Monday, April 26, 2010
So That’s Why We Need Literary Theorists!
Chad Gaffield, the President of the Social Sciences and Humanities Research Council of Canada, recently defended his literary consitutuents against charges that their research is not relevant outside the academy:
(read the rest of the article here)
Does Canada need students studying fields such as literary theory? More than ever, if we can judge by the example of scholars like Ian Lancashire, an English professor from the University of Toronto, and his colleague Graeme Hirst, a computational linguist, who topped the New York Times annual list of the best ideas of 2009. Their idea was to analyze Agatha Christie’s novels based on the knowledge that written vocabulary changes subtly but perceptively with the onset of dementia. Their textual analysis demonstrated for the first time that the prolific Christie did, in fact, write her last novels while suffering from Alzheimer’s. Moreover, their work suggests new diagnostic tools for identifying the initial onset of dementia which, in turn, make possible new preventive treatments.
Although I appreciate why he would choose this example, it strikes me as a bad choice nonetheless, for a couple of reasons, not the least of which is that this project (interesting as it sounds, in its own way) has very little to do with what we usually mean by “literary theory.” At least as importantly, it seems to me to play into the hands of those who want to measure all research by the same utilitarian standards. I’m reminded of Mark Slouka’s rousing piece in Harper’s a while back: as he says, “It can be touching to watch supporters of the arts contorting themselves to fit. . . . We can do this! We can make the case to management!”
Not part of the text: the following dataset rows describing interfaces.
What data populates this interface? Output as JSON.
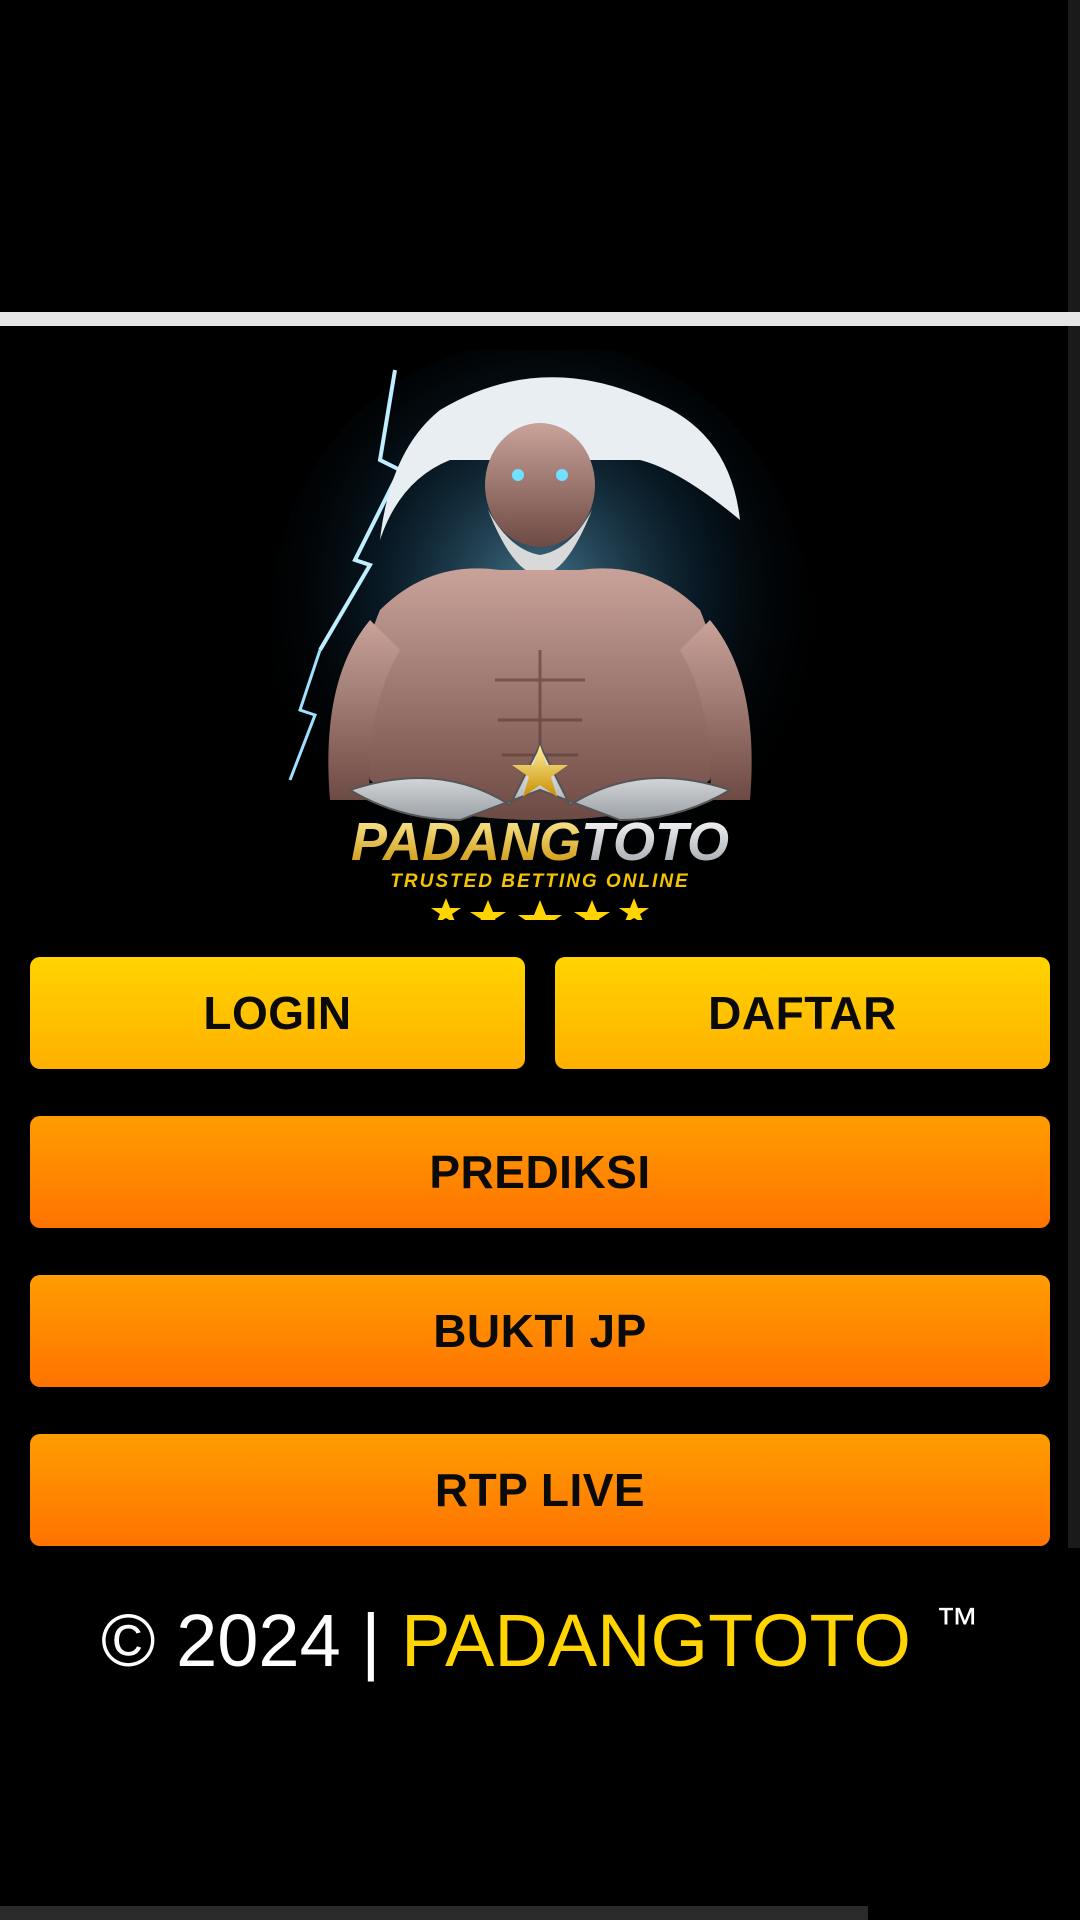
{
  "hero": {
    "logo_text_left": "PADANG",
    "logo_text_right": "TOTO",
    "tagline": "TRUSTED BETTING ONLINE"
  },
  "buttons": {
    "login": "LOGIN",
    "daftar": "DAFTAR",
    "prediksi": "PREDIKSI",
    "bukti_jp": "BUKTI JP",
    "rtp_live": "RTP LIVE"
  },
  "footer": {
    "copyright": "© 2024 |",
    "brand": "PADANGTOTO",
    "tm": "™"
  },
  "colors": {
    "accent_yellow": "#ffd400",
    "accent_orange": "#ff8a00",
    "background": "#000000"
  }
}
With friends like that . . . .
My feeling exactly, Bill: though I have tried since the piece came out to respond more sympathetically to it, this is the man who speaks for us at the very top levels. (SSHRC hands out most of the research funding for both faculty and graduate students in the humanities and social sciences, so he really is the point man, nationally, for these issues.) I’m sure the political reality is that impassioned statements about the intrinsic value of the humanities get him nowhere, though.
I’m in the process of enjoying Nussbaum’s Not for Profit: Why Democracy Needs the Humanities, but I question her decision on four or five occasions to say, while outlining what the humanities teach us, “And businesses value these capabilities too!”